Conservative cuts lead to hard-pressed council tax payers funding care for the elderly

Nottingham City Council is setting next year’s budget against the backdrop of having its Government funding slashed by three-quarters over the past decade.

It means that to keep on meeting the growing demand to look after the elderly – now by far the biggest single cost to the council – Council Tax will have to go up again. It’s the result of a decade of the Conservative Government retreating from funding local services and expecting councils to raise Council Tax bills in an attempt to pay for adult social care.

The Government’s approach is wrong. It pushes up council taxes on hard pressed households and does nothing to help those areas where there is higher need for care services.  Such is the scale of Conservative funding cuts Council Tax will never raise enough to pay for care of the elderly and vulnerable in Nottingham. 

The council will need to make £15.8m of savings in 2020/21, of which £13.4m is included in the December budget consultations report.  This will be achieved by innovating, trying to do things differently and making further efficiencies – but that still doesn’t leave enough to fund vital services. Conservative funding cuts mean that Council Tax will rise by almost 4%, including the Government’s 2% adult social care precept.

It’s not the right way to fund such vital services – we need proper policies and adequate funding from Government to address the national crisis we face in caring for people in their old age. The vast bulk of our funding is now spent on care services for vulnerable children and older people with care needs.
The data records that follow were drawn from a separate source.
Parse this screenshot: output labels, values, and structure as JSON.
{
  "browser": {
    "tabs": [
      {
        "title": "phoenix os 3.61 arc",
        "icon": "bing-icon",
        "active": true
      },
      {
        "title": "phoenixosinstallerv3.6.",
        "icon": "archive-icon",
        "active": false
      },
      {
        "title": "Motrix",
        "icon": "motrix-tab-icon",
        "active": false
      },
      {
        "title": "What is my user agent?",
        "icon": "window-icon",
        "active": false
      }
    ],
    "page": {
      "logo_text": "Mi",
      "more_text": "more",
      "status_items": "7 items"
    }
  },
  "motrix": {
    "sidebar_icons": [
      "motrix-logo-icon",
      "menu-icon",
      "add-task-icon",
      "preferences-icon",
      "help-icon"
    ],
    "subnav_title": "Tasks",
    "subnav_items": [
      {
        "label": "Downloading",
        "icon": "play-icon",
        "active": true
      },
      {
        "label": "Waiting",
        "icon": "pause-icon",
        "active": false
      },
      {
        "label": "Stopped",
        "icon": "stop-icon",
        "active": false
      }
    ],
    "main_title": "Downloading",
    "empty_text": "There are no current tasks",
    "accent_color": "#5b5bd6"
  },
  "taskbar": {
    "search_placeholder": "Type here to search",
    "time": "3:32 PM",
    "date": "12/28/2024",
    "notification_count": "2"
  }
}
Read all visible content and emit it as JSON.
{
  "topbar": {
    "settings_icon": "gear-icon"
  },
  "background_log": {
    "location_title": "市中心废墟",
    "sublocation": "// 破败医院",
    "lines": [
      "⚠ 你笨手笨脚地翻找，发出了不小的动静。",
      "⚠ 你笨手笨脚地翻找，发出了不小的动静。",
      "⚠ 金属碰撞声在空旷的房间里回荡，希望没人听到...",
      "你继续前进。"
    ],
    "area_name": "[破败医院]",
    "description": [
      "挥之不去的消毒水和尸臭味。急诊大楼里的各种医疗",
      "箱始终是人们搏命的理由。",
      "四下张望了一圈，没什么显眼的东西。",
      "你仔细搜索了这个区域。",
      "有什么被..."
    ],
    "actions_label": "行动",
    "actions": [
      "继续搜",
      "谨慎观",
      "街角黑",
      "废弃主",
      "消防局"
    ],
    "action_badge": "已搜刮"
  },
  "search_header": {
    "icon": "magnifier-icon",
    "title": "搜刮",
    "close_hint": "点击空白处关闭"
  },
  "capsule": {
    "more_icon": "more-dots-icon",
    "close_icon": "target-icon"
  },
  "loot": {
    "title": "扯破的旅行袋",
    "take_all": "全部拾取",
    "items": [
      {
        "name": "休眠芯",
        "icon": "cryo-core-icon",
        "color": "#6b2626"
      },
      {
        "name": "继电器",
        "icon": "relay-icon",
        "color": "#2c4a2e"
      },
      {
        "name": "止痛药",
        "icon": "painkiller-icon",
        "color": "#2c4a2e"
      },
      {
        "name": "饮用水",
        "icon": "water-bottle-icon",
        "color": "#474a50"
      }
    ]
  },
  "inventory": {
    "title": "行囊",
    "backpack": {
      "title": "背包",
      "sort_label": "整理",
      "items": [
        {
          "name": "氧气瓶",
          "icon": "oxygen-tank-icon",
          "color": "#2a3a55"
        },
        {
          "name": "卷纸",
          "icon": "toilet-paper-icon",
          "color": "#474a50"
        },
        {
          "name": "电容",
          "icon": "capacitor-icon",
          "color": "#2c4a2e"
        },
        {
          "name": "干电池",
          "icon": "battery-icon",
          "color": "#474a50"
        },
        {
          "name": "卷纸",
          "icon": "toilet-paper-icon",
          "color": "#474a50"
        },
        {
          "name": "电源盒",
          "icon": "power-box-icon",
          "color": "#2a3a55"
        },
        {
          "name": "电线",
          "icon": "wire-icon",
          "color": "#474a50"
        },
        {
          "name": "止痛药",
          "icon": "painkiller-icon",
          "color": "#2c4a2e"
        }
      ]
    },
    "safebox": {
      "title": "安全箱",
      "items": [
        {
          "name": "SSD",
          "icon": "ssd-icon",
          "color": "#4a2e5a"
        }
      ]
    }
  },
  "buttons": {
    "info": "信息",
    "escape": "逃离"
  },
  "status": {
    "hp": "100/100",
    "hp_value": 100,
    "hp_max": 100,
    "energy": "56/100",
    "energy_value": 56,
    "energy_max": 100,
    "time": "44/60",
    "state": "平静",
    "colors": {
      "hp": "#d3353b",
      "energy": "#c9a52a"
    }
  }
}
These are vital services that thousands of our residents rely on every day. 

This scale of Government funding cuts has never happened before. In Nottingham we receive over £100million less per year than we did in 2013. Despite repeated promises from Government of a new plan to fund care services nothing has changed.

Councils up and down the country now have no choice but to raise council tax, increase charges and make further service reductions to try to close the funding gap. After 9 years of ignoring this problem it is urgent that Government puts forward new money and a new policy to fund care for the elderly.